ALBANY, N.Y. (AP) — New York’s Senate rejected Gov. Kathy Hochul’s nominee to be the state’s chief judge Wednesday, an extraordinary defeat for the state’s top Democrat delivered by legislative leaders in her own party.
The vote rejecting Judge Hector LaSalle as the head the state Court of Appeals and overseer of New York’s judicial system came after opposition from liberals, who wanted Hochul to pick a judge with a progressive record.
Opponents questioned LaSalle’s decisions as a judge on a midlevel appeals court. Supporters said he was being unfairly targeted by the left and that his judicial opinions were being misconstrued.
Initially, the full Senate had appeared unlikely to even give LaSalle a vote, but its leaders reversed course after a lawsuit filed by a Republican demanded a full vote in the chamber.
Hochul called LaSalle “an overwhelmingly qualified and talented jurist.” But she said she would make a new nomination.
“I remain committed to selecting a qualified candidate to lead the court and deliver justice. That is what New Yorkers deserve,” she said in a statement.
Senate leaders maintain they fulfilled their legal duty with a panel’s vote last month rejecting LaSalle. But they said they went ahead with a full floor vote to remove an unwanted distraction as they negotiate a $227 billion budget with the governor.
“We have a budget to enact. We have a top court that needs to be fully constituted. And we are taking this matter to the floor today to resolve this crisis,” Democratic Sen. Michael Gianaris said on the Senate floor.
With LaSalle looking on from a gallery, the Senate rejected his nomination by a vote of 20-39. Democrats overwhelmingly voted against LaSalle. Earlier in the day, the Senate Judiciary Committee voted to consider the judge’s nomination for a second time, this time sending it to the full Senate.
A lawsuit filed last week by the ranking Republican on the committee, Sen. Anthony Palumbo, claims the state constitution doesn’t give the panel the last word. The lawsuit sought to force a floor vote on the judge.
Palumbo on the floor Wednesday accused Democrats of gamesmanship in trying to render the court case moot. He said he would press on with the lawsuit, which was to be argued on Friday. Palumbo later said he hoped the lawsuit sets a court precedent that “regardless of what party is in power, nominations need to go to the floor.”
LaSalle, who presides over one of four state appellate districts, was tapped by Hochul to be the first Latino to lead the seven-member high court.
Progressive activists, labor leaders and liberal senators claimed his record as an appellate judge is too conservative for such an influential position. Supporters of LaSalle accuse his critics of unfairly characterizing his views based on a handful of cases to usher in a more liberal judge.
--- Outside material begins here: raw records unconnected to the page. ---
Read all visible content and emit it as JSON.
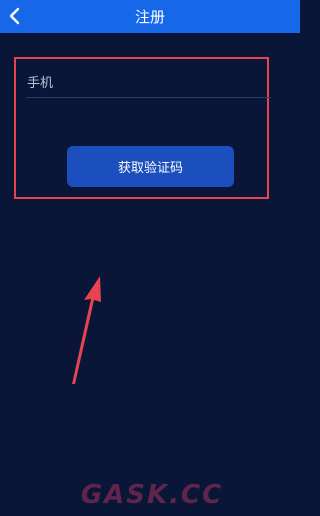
{
  "header": {
    "title": "注册",
    "back_icon": "chevron-left-icon",
    "background": "#1668e8"
  },
  "form": {
    "phone_placeholder": "手机",
    "phone_value": "",
    "get_code_label": "获取验证码"
  },
  "annotation": {
    "highlight_color": "#e8434f",
    "arrow_color": "#e8434f"
  },
  "watermark": {
    "text": "GASK.CC"
  }
}
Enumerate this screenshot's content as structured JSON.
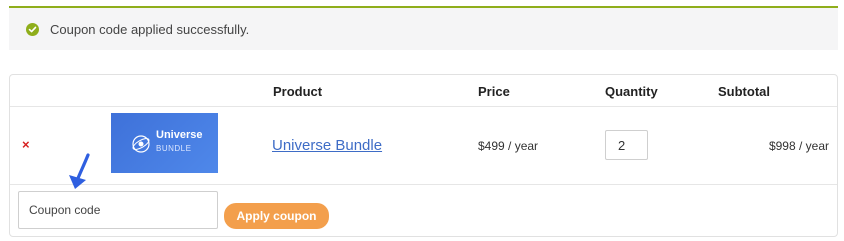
{
  "notice": {
    "message": "Coupon code applied successfully.",
    "icon": "check-circle-icon",
    "accent": "#8fae1b"
  },
  "cart": {
    "headers": {
      "product": "Product",
      "price": "Price",
      "quantity": "Quantity",
      "subtotal": "Subtotal"
    },
    "items": [
      {
        "remove_label": "×",
        "thumbnail": {
          "title": "Universe",
          "subtitle": "BUNDLE"
        },
        "product_name": "Universe Bundle",
        "price": "$499 / year",
        "quantity": "2",
        "subtotal": "$998 / year"
      }
    ],
    "coupon": {
      "placeholder": "Coupon code",
      "apply_label": "Apply coupon"
    }
  },
  "colors": {
    "apply_button": "#f39f4c",
    "link": "#3e6cc6",
    "remove": "#d61f1f",
    "annotation_arrow": "#2f5fe0"
  }
}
“They don’t want somebody who’s going to follow the law. They want somebody who is going to interpret the law the way they want the law interpreted. That’s not what a judge is supposed to do,” Republican Sen. Steven Rhoads argued during the debate.
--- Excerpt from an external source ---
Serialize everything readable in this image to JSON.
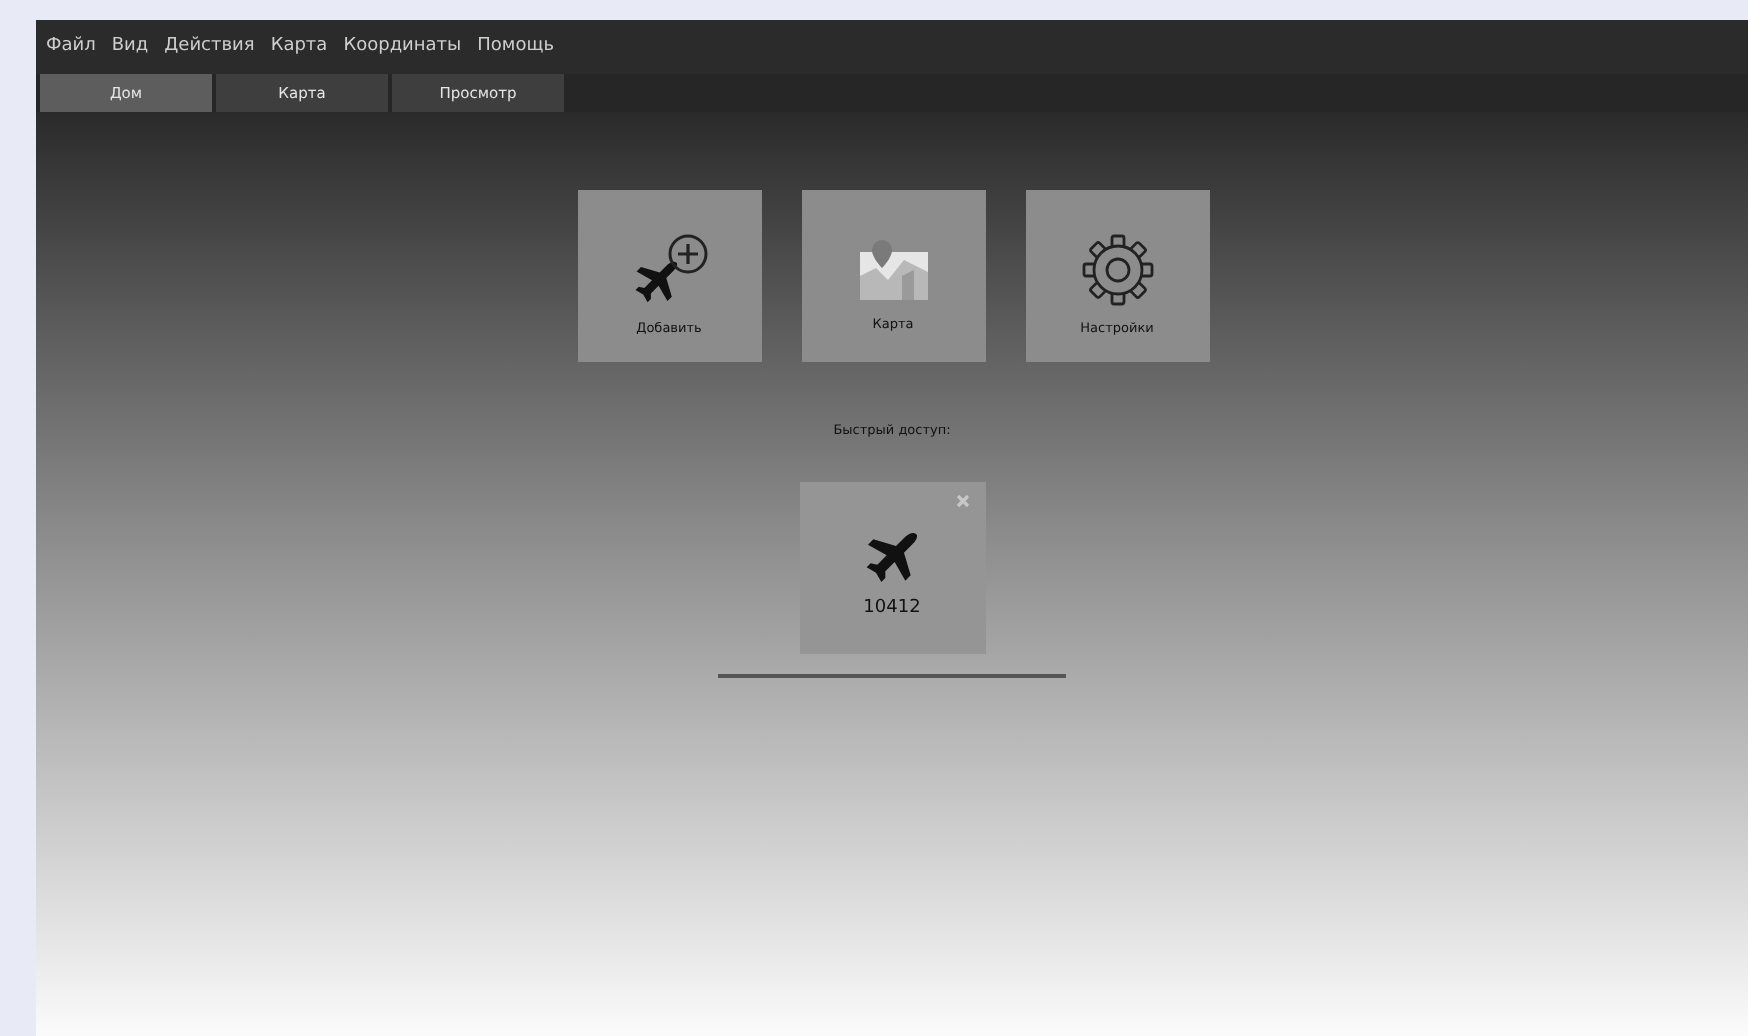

Palumbo told senators that LaSalle was “a plain-old liberal Democrat.”
Senate Majority Leader Andrea Stewart-Cousins said she had a good talk on the phone with Hochul before the vote, and that Democrats are committed to working with the governor on the next nominee.
“I think we have come to the conclusion that we can find a better nominee that can lead this court,” Democratic Sen. Brad Hoylman-Sigal said on the floor, “and we need to do it ASAP.”
Associated Press writer Maysoon Khan contributed from Albany, New York. Khan is a corps member for the Associated Press/Report for America Statehouse News Initiative. Report for America is a nonprofit national service program that places journalists in local newsrooms to report on undercovered issues. Follow Maysoon Khan on Twitter at @maysoonkahn.